“Participants rated time with the horses as the most helpful, followed by staff. Notably, participants consistently mentioned that time with the horses brought them feelings of calm and helped them to be present and mindful in the moment.”
They also reported experiencing increased trust in themselves and in others, and a more positive outlook on life.
“Most participants reported feeling a sense of belonging and understanding in participating in the program with other first responders experiencing PTSD; however, one first responder noted that this was also a difficult component of the program.” Overall, participants noted that staff were knowledgeable, friendly, and understanding.
Comments from participants were favourable toward the involvement of horses. One said: “Had a feeling of calm during and immediately after spending time with the horses; also a feeling of having a clear mind and a better outlook on life in general.”
Another said: “Being present with the horses allowed me to focus on leading and being present with the horses. Allowed me to not think about the issues of the day.”
From the first session, participants were observed encouraging one another and cheering each other’s successes. Over the course of the program, participants were observed speaking more openly during group check-ins about their reactions to sessions and emotional experiences both in-session and during the time between sessions.

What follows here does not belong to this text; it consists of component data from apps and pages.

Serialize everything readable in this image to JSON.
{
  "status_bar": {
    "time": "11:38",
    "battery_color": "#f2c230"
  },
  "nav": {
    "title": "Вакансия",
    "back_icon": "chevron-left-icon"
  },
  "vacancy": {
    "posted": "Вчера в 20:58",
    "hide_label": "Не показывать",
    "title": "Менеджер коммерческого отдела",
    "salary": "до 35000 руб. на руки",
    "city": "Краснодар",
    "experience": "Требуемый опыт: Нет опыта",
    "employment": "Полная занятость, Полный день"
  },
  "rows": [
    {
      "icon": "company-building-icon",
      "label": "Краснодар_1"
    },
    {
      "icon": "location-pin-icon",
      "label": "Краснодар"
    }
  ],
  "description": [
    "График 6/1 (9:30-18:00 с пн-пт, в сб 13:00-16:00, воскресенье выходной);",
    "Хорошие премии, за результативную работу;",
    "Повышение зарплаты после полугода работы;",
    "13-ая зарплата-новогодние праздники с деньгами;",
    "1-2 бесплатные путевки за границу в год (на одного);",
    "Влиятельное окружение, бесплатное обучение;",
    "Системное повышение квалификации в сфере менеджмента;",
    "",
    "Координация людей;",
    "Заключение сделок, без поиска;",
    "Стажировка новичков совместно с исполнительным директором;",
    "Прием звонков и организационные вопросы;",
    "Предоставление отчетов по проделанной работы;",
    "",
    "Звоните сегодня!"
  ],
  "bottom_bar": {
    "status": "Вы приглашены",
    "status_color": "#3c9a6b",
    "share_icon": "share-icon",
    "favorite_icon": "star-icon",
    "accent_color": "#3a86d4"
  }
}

Participants’ responses to the open-ended questionnaire supported this observation, with numerous participants noting the importance of companionship and understanding from other participants.
Discussing their findings, the study team said the overall results supported the use of equine-assisted therapy as an adjunct to evidence-informed trauma exposure psychological treatment. The program had clearly provided benefits to first responders with PTSD in terms of symptoms of the disorder.
“In line with our predictions, participants experienced significantly lower levels of depression and trauma-related symptoms following completion of the program.
“Notably, numerous participants who had met the threshold for depression and PTSD prior to the beginning of the program no longer met criteria following their participation in the program.”
There was some preliminary evidence to suggest decreases in anxiety and inflexibility/avoidance over the course of the program, but more work is needed in this area.
The self-reported improvements were equally important. “The program was consistently associated with a sense of calm, peace, grounding, and sense of being able to trust self and others. This is particularly meaningful given primary concerns associated with PTSD symptoms relating to reduced sense of trust in others and the self.”
Connecting with oneself, as well as with others who have shared experiences, appeared to greatly benefit first responders, the authors said.
“Our hope is that the benefits experienced by first responders in this pilot project prompt larger-scale research in this domain, whereby this program could be offered to a wider group of Canadian first responders who are experiencing mental distress, including anxiety, depression, and PTSD.”
The pilot study, titled “Equine-assisted therapy for post-traumatic stress disorder among first responders,” can be read here.